Canadian political life can be hostile to women. In November 2016 Alberta MLA Sandra Jansen received misogynist, hateful comments when she crossed the floor after dropping out of the Progressive Conservative leadership race. In February 2017 Liberal MP Iqra Khalid received death threats and sexist taunts after sponsoring an anti-Islamophobia motion. As Stalled: The Representation of Women in Canadian Governments reveals, these recent incidents are but the latest trials in the long struggle for gender parity in political representation in Canada.
Published in 2013, Stalled updates two earlier works by the editors—the 1997 landmark In the Presence of Women, edited by Linda Trimble, a professor at the University of Alberta, and Jane Arscott, an associate professor at Athabasca University; and Women and Legislative Representation, by University of Ottawa professor Manon Tremblay. Through 14 chapters written by contributors from across Canada, most of whom are female political science professors, Stalled reports on the number of elected women at all levels of government, including municipalities, provinces, territories, the House of Commons and those appointed to the Senate.
The book is well researched and the chapters helpfully structured, with each containing a table that sets out key information for that jurisdiction, including the right of women to vote and stand in elections (most women in Alberta earned the right to vote in 1916); historical firsts in politics (the first women to run for office in Alberta were Louise McKinney and Roberta MacAdams in 1917; both won and were in office from 1917 to 1921); current representation as of the last election before publication (for example, in Alberta in 2012, 23 of 87 MLAs, or 26 per cent of elected persons, were female and only four of 19 cabinet members were female); women political party leaders (in Alberta in 2013 Alison Redford and Danielle Smith were leading the PC and Wildrose parties); and the state of the Advisory Council on the Status of Women (disbanded in Alberta in 1996).

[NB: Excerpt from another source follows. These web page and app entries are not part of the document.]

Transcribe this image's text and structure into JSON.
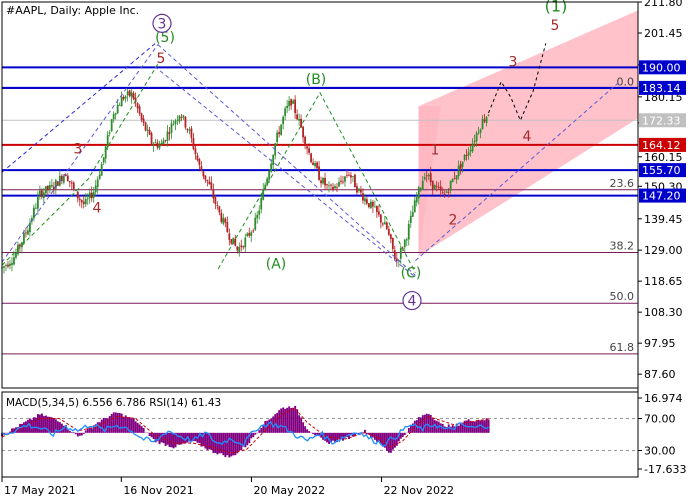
{
  "chart_data": [
    {
      "type": "candlestick",
      "title": "#AAPL, Daily:  Apple Inc.",
      "y_axis_ticks": [
        211.8,
        201.45,
        190.8,
        180.15,
        171.5,
        160.15,
        150.3,
        139.45,
        129.0,
        118.65,
        108.3,
        97.95,
        87.6
      ],
      "x_axis_ticks": [
        {
          "label": "17 May 2021",
          "t": 0
        },
        {
          "label": "16 Nov 2021",
          "t": 0.1876
        },
        {
          "label": "20 May 2022",
          "t": 0.3922
        },
        {
          "label": "22 Nov 2022",
          "t": 0.5968
        }
      ],
      "ylim": [
        87.6,
        211.8
      ],
      "price_path": [
        [
          0.0,
          123
        ],
        [
          0.02,
          127
        ],
        [
          0.04,
          136
        ],
        [
          0.06,
          148
        ],
        [
          0.08,
          150
        ],
        [
          0.1,
          155
        ],
        [
          0.115,
          148
        ],
        [
          0.13,
          144
        ],
        [
          0.145,
          149
        ],
        [
          0.16,
          160
        ],
        [
          0.175,
          175
        ],
        [
          0.19,
          180
        ],
        [
          0.205,
          181
        ],
        [
          0.22,
          172
        ],
        [
          0.235,
          165
        ],
        [
          0.25,
          164
        ],
        [
          0.265,
          170
        ],
        [
          0.28,
          175
        ],
        [
          0.295,
          168
        ],
        [
          0.31,
          157
        ],
        [
          0.325,
          151
        ],
        [
          0.34,
          142
        ],
        [
          0.355,
          135
        ],
        [
          0.37,
          129
        ],
        [
          0.385,
          133
        ],
        [
          0.4,
          139
        ],
        [
          0.415,
          152
        ],
        [
          0.43,
          165
        ],
        [
          0.445,
          175
        ],
        [
          0.455,
          179
        ],
        [
          0.47,
          170
        ],
        [
          0.485,
          160
        ],
        [
          0.5,
          153
        ],
        [
          0.515,
          149
        ],
        [
          0.53,
          151
        ],
        [
          0.545,
          155
        ],
        [
          0.56,
          149
        ],
        [
          0.575,
          145
        ],
        [
          0.59,
          141
        ],
        [
          0.605,
          136
        ],
        [
          0.62,
          125
        ],
        [
          0.635,
          133
        ],
        [
          0.65,
          145
        ],
        [
          0.665,
          155
        ],
        [
          0.68,
          150
        ],
        [
          0.695,
          147
        ],
        [
          0.71,
          153
        ],
        [
          0.725,
          159
        ],
        [
          0.74,
          165
        ],
        [
          0.755,
          172
        ],
        [
          0.765,
          174.8
        ]
      ],
      "current_price": 172.33,
      "horizontal_levels": [
        {
          "label": "190.00",
          "value": 190.0,
          "color": "#0000cc"
        },
        {
          "label": "183.14",
          "value": 183.14,
          "color": "#0000cc"
        },
        {
          "label": "164.12",
          "value": 164.12,
          "color": "#cc0000"
        },
        {
          "label": "155.70",
          "value": 155.7,
          "color": "#0000cc"
        },
        {
          "label": "147.20",
          "value": 147.2,
          "color": "#0000cc"
        }
      ],
      "fibonacci_levels": [
        {
          "label": "0.0",
          "value": 182.94
        },
        {
          "label": "23.6",
          "value": 149.13
        },
        {
          "label": "38.2",
          "value": 128.2
        },
        {
          "label": "50.0",
          "value": 111.28
        },
        {
          "label": "61.8",
          "value": 94.37
        }
      ],
      "wave_labels": [
        {
          "text": "3",
          "t": 0.0,
          "y": 161.2,
          "color": "#a52a2a",
          "circled": false
        },
        {
          "text": "4",
          "t": 0.0,
          "y": 141.5,
          "color": "#a52a2a",
          "circled": false
        },
        {
          "text": "5",
          "t": 0.0,
          "y": 191.5,
          "color": "#a52a2a",
          "circled": false
        },
        {
          "text": "(5)",
          "t": 0.0,
          "y": 198.4,
          "color": "#228b22",
          "circled": false
        },
        {
          "text": "3",
          "t": 0.0,
          "y": 203.0,
          "color": "#663399",
          "circled": true
        },
        {
          "text": "(A)",
          "t": 0.0,
          "y": 122.8,
          "color": "#228b22",
          "circled": false
        },
        {
          "text": "(B)",
          "t": 0.0,
          "y": 184.4,
          "color": "#228b22",
          "circled": false
        },
        {
          "text": "(C)",
          "t": 0.0,
          "y": 119.8,
          "color": "#228b22",
          "circled": false
        },
        {
          "text": "4",
          "t": 0.0,
          "y": 110.5,
          "color": "#663399",
          "circled": true
        },
        {
          "text": "1",
          "t": 0.0,
          "y": 160.9,
          "color": "#a52a2a",
          "circled": false
        },
        {
          "text": "2",
          "t": 0.0,
          "y": 137.5,
          "color": "#a52a2a",
          "circled": false
        },
        {
          "text": "3",
          "t": 0.0,
          "y": 190.3,
          "color": "#a52a2a",
          "circled": false
        },
        {
          "text": "4",
          "t": 0.0,
          "y": 165.4,
          "color": "#a52a2a",
          "circled": false
        },
        {
          "text": "5",
          "t": 0.0,
          "y": 202.5,
          "color": "#a52a2a",
          "circled": false
        },
        {
          "text": "(1)",
          "t": 0.0,
          "y": 208.6,
          "color": "#228b22",
          "circled": false
        }
      ],
      "forecast_path": [
        [
          0.765,
          174.8
        ],
        [
          0.785,
          185.2
        ],
        [
          0.8,
          180.0
        ],
        [
          0.815,
          172.3
        ],
        [
          0.835,
          182.0
        ],
        [
          0.855,
          198.0
        ]
      ],
      "channel": {
        "color": "#ffb6c1",
        "upper": [
          [
            0.655,
            177
          ],
          [
            1.0,
            209
          ]
        ],
        "lower": [
          [
            0.655,
            127
          ],
          [
            1.0,
            173
          ]
        ]
      }
    },
    {
      "type": "line",
      "title": "MACD(5,34,5) 6.556 6.786 RSI(14) 61.43",
      "y_axis_ticks": [
        "16.974",
        "70.00",
        "30.00",
        "-17.633"
      ],
      "ylim": [
        -17.633,
        16.974
      ],
      "rsi_levels": [
        70,
        30
      ],
      "series": [
        {
          "name": "MACD",
          "type": "histogram",
          "color": "#800080",
          "values": [
            [
              0,
              -1
            ],
            [
              0.03,
              4
            ],
            [
              0.06,
              9
            ],
            [
              0.09,
              6
            ],
            [
              0.12,
              -2
            ],
            [
              0.15,
              5
            ],
            [
              0.18,
              10
            ],
            [
              0.21,
              6
            ],
            [
              0.24,
              -4
            ],
            [
              0.27,
              -7
            ],
            [
              0.3,
              -4
            ],
            [
              0.33,
              -9
            ],
            [
              0.36,
              -12
            ],
            [
              0.385,
              -6
            ],
            [
              0.41,
              4
            ],
            [
              0.44,
              12
            ],
            [
              0.46,
              13
            ],
            [
              0.48,
              2
            ],
            [
              0.51,
              -5
            ],
            [
              0.54,
              -3
            ],
            [
              0.57,
              1
            ],
            [
              0.59,
              -4
            ],
            [
              0.61,
              -10
            ],
            [
              0.63,
              -2
            ],
            [
              0.65,
              6
            ],
            [
              0.67,
              10
            ],
            [
              0.69,
              4
            ],
            [
              0.71,
              3
            ],
            [
              0.73,
              6
            ],
            [
              0.765,
              6.556
            ]
          ]
        },
        {
          "name": "Signal",
          "type": "line",
          "color": "#cc0000",
          "dashed": true,
          "values": [
            [
              0,
              -2
            ],
            [
              0.03,
              2
            ],
            [
              0.06,
              7
            ],
            [
              0.09,
              7
            ],
            [
              0.12,
              1
            ],
            [
              0.15,
              3
            ],
            [
              0.18,
              8
            ],
            [
              0.21,
              7
            ],
            [
              0.24,
              -1
            ],
            [
              0.27,
              -5
            ],
            [
              0.3,
              -5
            ],
            [
              0.33,
              -7
            ],
            [
              0.36,
              -10
            ],
            [
              0.385,
              -8
            ],
            [
              0.41,
              0
            ],
            [
              0.44,
              9
            ],
            [
              0.46,
              12
            ],
            [
              0.48,
              5
            ],
            [
              0.51,
              -2
            ],
            [
              0.54,
              -3
            ],
            [
              0.57,
              0
            ],
            [
              0.59,
              -2
            ],
            [
              0.61,
              -7
            ],
            [
              0.63,
              -4
            ],
            [
              0.65,
              3
            ],
            [
              0.67,
              8
            ],
            [
              0.69,
              6
            ],
            [
              0.71,
              4
            ],
            [
              0.73,
              5
            ],
            [
              0.765,
              6.786
            ]
          ]
        },
        {
          "name": "RSI",
          "type": "line",
          "color": "#1e90ff",
          "values": [
            [
              0,
              50
            ],
            [
              0.02,
              55
            ],
            [
              0.04,
              62
            ],
            [
              0.06,
              58
            ],
            [
              0.08,
              50
            ],
            [
              0.1,
              60
            ],
            [
              0.12,
              55
            ],
            [
              0.14,
              63
            ],
            [
              0.16,
              55
            ],
            [
              0.18,
              62
            ],
            [
              0.2,
              57
            ],
            [
              0.22,
              45
            ],
            [
              0.24,
              40
            ],
            [
              0.26,
              55
            ],
            [
              0.28,
              48
            ],
            [
              0.3,
              42
            ],
            [
              0.32,
              52
            ],
            [
              0.34,
              38
            ],
            [
              0.36,
              45
            ],
            [
              0.38,
              38
            ],
            [
              0.4,
              58
            ],
            [
              0.42,
              64
            ],
            [
              0.44,
              60
            ],
            [
              0.46,
              50
            ],
            [
              0.48,
              42
            ],
            [
              0.5,
              52
            ],
            [
              0.52,
              40
            ],
            [
              0.54,
              48
            ],
            [
              0.56,
              54
            ],
            [
              0.58,
              44
            ],
            [
              0.6,
              38
            ],
            [
              0.62,
              48
            ],
            [
              0.64,
              62
            ],
            [
              0.66,
              57
            ],
            [
              0.68,
              63
            ],
            [
              0.7,
              55
            ],
            [
              0.72,
              62
            ],
            [
              0.74,
              58
            ],
            [
              0.765,
              61.43
            ]
          ]
        }
      ]
    }
  ]
}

The tables make it easy to compare jurisdictions across Canada and to contrast the current state of women’s political representation with how it was but a few years ago.
Today, following the May 5, 2015 election won by Rachel Notley’s NDP, women representing the PCs, Wildrose and NDP hold 27 of the seats in Alberta, a slight increase from 2012. But women now hold half of the cabinet seats, and the NDP established the Ministry of Status of Women. Later in 2015 Justin Trudeau appointed Canada’s first gender-balanced cabinet. Clearly these events raise hopes that there is a shift for women in politics across Canada.

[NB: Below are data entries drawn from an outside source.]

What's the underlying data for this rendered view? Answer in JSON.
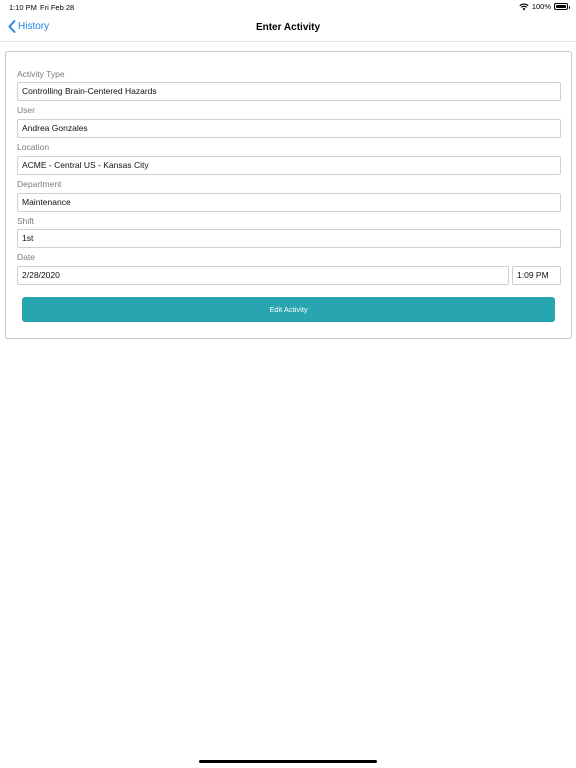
{
  "status_bar": {
    "time": "1:10 PM",
    "date": "Fri Feb 28",
    "battery": "100%",
    "icons": [
      "wifi-icon",
      "battery-icon"
    ]
  },
  "nav": {
    "back_label": "History",
    "back_icon": "chevron-left-icon",
    "title": "Enter Activity",
    "accent_color": "#1a82e8"
  },
  "form": {
    "activity_type": {
      "label": "Activity Type",
      "value": "Controlling Brain-Centered Hazards"
    },
    "user": {
      "label": "User",
      "value": "Andrea Gonzales"
    },
    "location": {
      "label": "Location",
      "value": "ACME - Central US -  Kansas City"
    },
    "department": {
      "label": "Department",
      "value": "Maintenance"
    },
    "shift": {
      "label": "Shift",
      "value": "1st"
    },
    "date": {
      "label": "Date",
      "date_value": "2/28/2020",
      "time_value": "1:09 PM"
    }
  },
  "actions": {
    "edit_label": "Edit Activity",
    "button_color": "#27a5b1"
  }
}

The book’s contributors hint at and explain this surge in female representation. In a chapter on Alberta, Brenda O’Neill notes that left-leaning and minority parties have traditionally encouraged and included more women candidates—so when the “underdog” NDP won in 2015, more female candidates resulted in more females in government. Contributor Jocelyne Praud notes that a party’s nominating more female candidates can influence other parties to do likewise.
Still, over time the gains for women have been rather modest. Ugly incidents, threats and harassment still occur. While the contributors to Stalled describe several movements that seek to improve the numbers of women in Canadian politics, such as Equal Voice, we have a long way to go to increase female representation. Stalled provides an interesting, thoughtful and guardedly hopeful discussion of this issue.

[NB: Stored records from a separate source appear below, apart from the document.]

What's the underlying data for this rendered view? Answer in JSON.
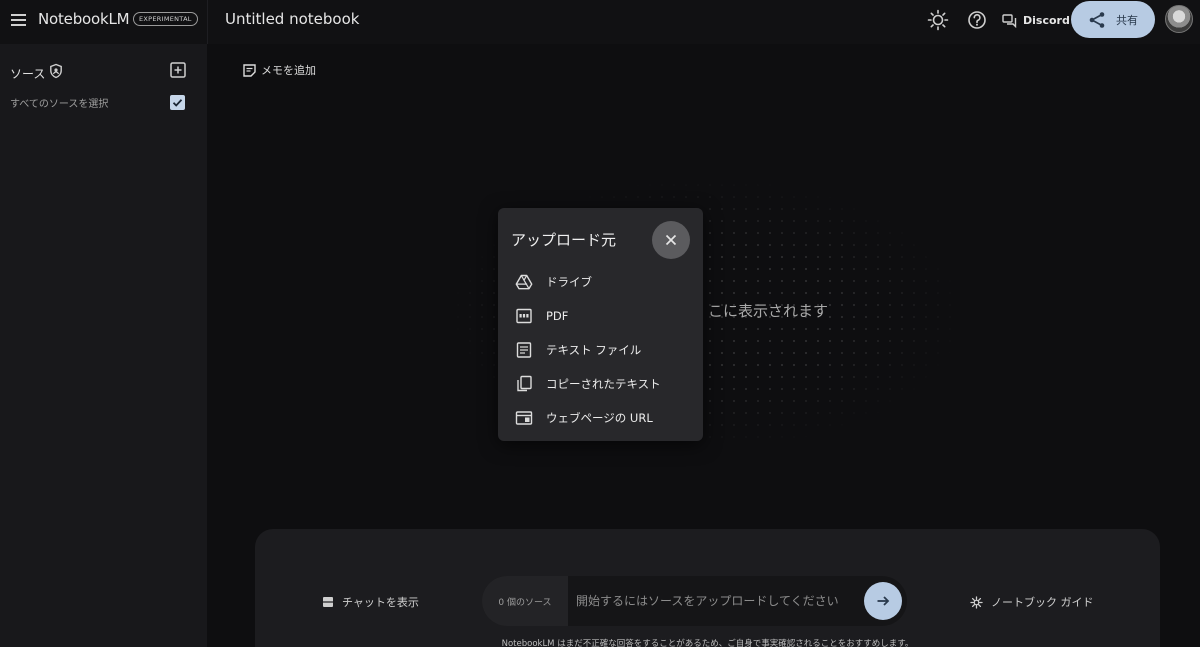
{
  "header": {
    "brand": "NotebookLM",
    "badge": "EXPERIMENTAL",
    "notebook_title": "Untitled notebook",
    "discord_label": "Discord",
    "share_label": "共有"
  },
  "sidebar": {
    "sources_title": "ソース",
    "select_all_label": "すべてのソースを選択"
  },
  "main": {
    "add_memo_label": "メモを追加",
    "empty_message": "こに表示されます"
  },
  "bottom": {
    "chat_label": "チャットを表示",
    "source_count": "0 個のソース",
    "query_placeholder": "開始するにはソースをアップロードしてください",
    "guide_label": "ノートブック ガイド",
    "disclaimer": "NotebookLM はまだ不正確な回答をすることがあるため、ご自身で事実確認されることをおすすめします。"
  },
  "upload_menu": {
    "title": "アップロード元",
    "items": [
      {
        "label": "ドライブ",
        "icon": "drive-icon"
      },
      {
        "label": "PDF",
        "icon": "pdf-icon"
      },
      {
        "label": "テキスト ファイル",
        "icon": "text-file-icon"
      },
      {
        "label": "コピーされたテキスト",
        "icon": "copy-icon"
      },
      {
        "label": "ウェブページの URL",
        "icon": "web-icon"
      }
    ]
  },
  "colors": {
    "accent": "#b7cbe3",
    "background": "#0e0e10",
    "sidebar": "#18181b",
    "popup": "#28282b"
  }
}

—Linda Mae McKay-Panos is the executive director of the Alberta Civil Liberties Research Centre in Calgary.